*ACTIVITY*
Your answer should consist of the lines in the listing that hold "this".

= Beginning of Section =

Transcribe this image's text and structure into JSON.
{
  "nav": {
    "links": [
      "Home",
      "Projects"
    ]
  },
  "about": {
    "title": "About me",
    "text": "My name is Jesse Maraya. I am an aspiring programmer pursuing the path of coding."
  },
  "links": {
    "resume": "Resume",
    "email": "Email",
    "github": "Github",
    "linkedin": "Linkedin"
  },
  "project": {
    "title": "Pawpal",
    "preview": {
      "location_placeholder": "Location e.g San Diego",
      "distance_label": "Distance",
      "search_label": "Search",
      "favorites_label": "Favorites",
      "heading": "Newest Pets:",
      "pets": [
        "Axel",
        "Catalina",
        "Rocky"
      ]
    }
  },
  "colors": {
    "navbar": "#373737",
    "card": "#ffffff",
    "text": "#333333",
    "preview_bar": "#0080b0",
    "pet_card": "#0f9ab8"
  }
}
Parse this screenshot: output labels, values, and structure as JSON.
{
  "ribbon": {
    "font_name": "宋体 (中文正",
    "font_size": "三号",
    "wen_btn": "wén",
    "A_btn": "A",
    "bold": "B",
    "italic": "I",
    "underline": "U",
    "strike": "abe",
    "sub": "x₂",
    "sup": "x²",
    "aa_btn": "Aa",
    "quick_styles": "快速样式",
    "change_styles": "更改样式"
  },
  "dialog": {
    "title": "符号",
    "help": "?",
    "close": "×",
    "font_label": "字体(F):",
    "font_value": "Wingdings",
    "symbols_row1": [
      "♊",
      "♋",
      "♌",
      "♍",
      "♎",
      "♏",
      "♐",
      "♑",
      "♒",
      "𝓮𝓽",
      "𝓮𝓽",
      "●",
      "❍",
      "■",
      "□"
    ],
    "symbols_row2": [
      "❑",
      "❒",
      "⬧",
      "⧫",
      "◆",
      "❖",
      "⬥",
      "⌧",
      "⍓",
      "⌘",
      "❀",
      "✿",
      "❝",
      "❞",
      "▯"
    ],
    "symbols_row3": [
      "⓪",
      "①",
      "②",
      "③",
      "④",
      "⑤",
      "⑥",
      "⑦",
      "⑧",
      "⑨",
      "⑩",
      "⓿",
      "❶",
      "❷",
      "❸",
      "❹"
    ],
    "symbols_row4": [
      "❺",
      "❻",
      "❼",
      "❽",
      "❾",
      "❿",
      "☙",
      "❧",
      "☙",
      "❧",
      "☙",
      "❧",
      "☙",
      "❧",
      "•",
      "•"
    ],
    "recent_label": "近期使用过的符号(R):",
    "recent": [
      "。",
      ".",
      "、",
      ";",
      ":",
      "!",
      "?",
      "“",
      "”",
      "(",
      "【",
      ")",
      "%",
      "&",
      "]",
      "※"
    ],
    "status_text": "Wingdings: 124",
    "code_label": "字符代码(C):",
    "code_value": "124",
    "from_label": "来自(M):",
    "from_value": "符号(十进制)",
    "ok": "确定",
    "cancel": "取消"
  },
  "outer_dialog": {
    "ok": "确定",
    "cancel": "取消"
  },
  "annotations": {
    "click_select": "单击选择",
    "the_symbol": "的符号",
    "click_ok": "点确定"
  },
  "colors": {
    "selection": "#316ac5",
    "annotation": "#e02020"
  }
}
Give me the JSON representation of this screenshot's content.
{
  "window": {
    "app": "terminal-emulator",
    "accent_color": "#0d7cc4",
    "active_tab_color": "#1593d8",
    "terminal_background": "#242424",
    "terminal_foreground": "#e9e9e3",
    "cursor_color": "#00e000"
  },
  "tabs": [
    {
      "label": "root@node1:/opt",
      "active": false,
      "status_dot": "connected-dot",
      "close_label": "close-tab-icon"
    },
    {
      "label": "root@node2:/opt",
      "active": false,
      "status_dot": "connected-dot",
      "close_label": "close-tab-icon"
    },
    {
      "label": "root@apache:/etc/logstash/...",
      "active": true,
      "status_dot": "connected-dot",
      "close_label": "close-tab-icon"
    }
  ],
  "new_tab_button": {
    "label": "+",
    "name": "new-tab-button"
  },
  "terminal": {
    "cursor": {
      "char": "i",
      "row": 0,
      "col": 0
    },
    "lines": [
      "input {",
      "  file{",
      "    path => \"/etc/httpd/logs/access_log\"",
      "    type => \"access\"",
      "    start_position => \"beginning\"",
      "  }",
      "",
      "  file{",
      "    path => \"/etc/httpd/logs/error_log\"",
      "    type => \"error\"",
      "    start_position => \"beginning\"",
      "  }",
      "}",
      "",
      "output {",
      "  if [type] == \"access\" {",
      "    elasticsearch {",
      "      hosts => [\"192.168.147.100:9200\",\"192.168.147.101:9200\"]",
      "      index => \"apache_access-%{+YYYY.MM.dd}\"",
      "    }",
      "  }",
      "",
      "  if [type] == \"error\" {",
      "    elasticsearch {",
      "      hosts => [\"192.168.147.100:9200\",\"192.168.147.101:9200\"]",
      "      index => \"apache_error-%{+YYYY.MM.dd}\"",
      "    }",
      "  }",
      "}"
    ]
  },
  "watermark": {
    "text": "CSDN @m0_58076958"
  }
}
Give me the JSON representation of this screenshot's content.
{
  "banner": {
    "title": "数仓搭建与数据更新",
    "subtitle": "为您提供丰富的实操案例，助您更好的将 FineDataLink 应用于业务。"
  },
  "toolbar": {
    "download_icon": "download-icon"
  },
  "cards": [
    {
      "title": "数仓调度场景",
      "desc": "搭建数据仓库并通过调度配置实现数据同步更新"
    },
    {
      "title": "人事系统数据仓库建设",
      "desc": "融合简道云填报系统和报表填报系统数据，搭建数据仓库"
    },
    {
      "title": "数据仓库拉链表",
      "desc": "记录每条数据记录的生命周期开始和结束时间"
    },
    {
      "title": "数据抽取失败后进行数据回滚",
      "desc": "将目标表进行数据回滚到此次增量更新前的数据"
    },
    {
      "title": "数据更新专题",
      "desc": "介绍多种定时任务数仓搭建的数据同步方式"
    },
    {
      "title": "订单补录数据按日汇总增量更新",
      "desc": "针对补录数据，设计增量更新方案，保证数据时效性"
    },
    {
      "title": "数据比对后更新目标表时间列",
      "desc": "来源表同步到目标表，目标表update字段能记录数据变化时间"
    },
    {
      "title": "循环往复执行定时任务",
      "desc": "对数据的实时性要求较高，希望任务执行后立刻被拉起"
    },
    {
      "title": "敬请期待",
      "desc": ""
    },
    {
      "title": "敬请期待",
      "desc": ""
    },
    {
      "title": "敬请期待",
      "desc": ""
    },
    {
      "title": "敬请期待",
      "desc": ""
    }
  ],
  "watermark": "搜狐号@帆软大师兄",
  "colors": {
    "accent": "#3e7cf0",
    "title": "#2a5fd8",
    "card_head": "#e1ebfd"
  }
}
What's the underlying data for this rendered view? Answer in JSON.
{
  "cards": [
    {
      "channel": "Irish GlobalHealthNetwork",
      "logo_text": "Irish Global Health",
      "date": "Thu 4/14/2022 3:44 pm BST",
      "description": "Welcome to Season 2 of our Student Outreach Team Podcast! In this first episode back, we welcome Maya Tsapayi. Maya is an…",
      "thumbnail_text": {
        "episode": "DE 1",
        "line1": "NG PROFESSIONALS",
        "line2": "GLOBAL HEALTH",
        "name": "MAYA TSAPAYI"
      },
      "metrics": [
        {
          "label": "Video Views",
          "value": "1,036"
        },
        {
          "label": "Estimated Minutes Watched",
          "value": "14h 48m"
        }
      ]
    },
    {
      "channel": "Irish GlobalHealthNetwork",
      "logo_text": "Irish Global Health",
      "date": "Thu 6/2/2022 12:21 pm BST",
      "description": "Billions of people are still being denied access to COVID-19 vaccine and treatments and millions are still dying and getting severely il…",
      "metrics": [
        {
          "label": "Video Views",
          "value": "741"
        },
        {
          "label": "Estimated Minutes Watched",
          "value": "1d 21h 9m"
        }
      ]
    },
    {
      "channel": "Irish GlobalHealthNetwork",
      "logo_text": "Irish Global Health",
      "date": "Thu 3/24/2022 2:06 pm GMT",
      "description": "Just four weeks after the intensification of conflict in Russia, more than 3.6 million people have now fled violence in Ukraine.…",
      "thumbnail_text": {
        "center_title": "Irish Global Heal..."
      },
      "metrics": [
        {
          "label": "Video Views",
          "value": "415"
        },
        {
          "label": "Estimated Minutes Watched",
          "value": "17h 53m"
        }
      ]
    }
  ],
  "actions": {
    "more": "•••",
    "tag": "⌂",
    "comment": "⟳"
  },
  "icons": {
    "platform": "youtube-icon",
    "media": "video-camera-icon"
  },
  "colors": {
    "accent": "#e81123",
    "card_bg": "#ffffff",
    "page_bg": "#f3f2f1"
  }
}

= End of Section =

*SOLUTION TO THE EXERCISE*
Transcribe this image's text and structure into JSON.
Parse this screenshot: output labels, values, and structure as JSON.
Give me the JSON representation of this screenshot's content.
Give me the JSON representation of this screenshot's content.
What's the underlying data for this rendered view? Answer in JSON.
      "description": "Welcome to Season 2 of our Student Outreach Team Podcast! In this first episode back, we welcome Maya Tsapayi. Maya is an…",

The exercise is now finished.